**What you have to do:** Your task is to gather the lines below that hold the string "label".
+ + + + +
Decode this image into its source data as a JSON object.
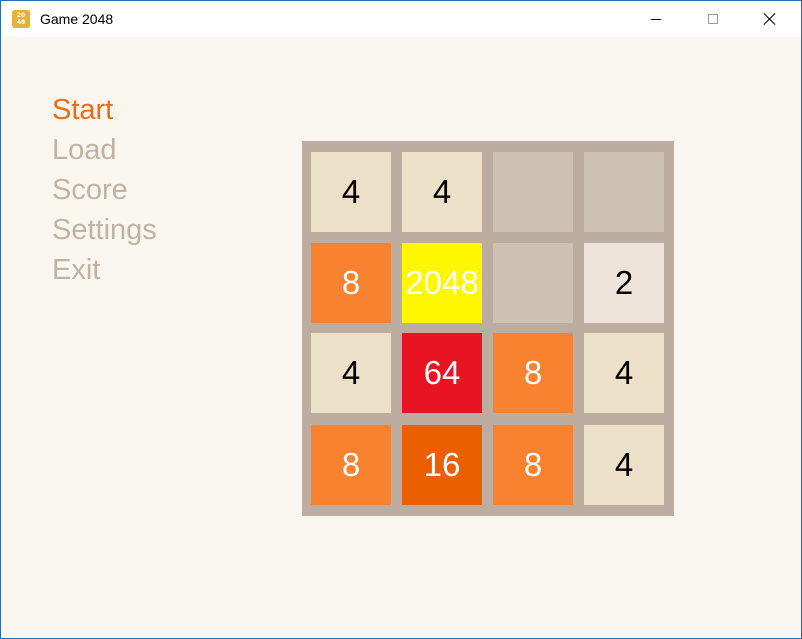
{
  "window": {
    "title": "Game 2048",
    "icon_text": "2048",
    "icon_name": "app-2048-icon"
  },
  "menu": {
    "items": [
      {
        "label": "Start",
        "active": true
      },
      {
        "label": "Load",
        "active": false
      },
      {
        "label": "Score",
        "active": false
      },
      {
        "label": "Settings",
        "active": false
      },
      {
        "label": "Exit",
        "active": false
      }
    ],
    "active_color": "#eb6b16",
    "inactive_color": "#c1b3a4"
  },
  "board": {
    "background": "#bcada0",
    "grid": [
      [
        4,
        4,
        null,
        null
      ],
      [
        8,
        2048,
        null,
        2
      ],
      [
        4,
        64,
        8,
        4
      ],
      [
        8,
        16,
        8,
        4
      ]
    ],
    "tile_styles": {
      "empty": {
        "bg": "#cdc1b4",
        "fg": "#000000"
      },
      "2": {
        "bg": "#eee4da",
        "fg": "#000000"
      },
      "4": {
        "bg": "#ede0c8",
        "fg": "#000000"
      },
      "8": {
        "bg": "#f88230",
        "fg": "#ffffff"
      },
      "16": {
        "bg": "#ea6000",
        "fg": "#ffffff"
      },
      "64": {
        "bg": "#e81424",
        "fg": "#ffffff"
      },
      "2048": {
        "bg": "#fff700",
        "fg": "#ffffff"
      }
    }
  }
}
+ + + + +
**Answer box:**
        "label": "Start",
        "label": "Load",
        "label": "Score",
        "label": "Settings",
        "label": "Exit",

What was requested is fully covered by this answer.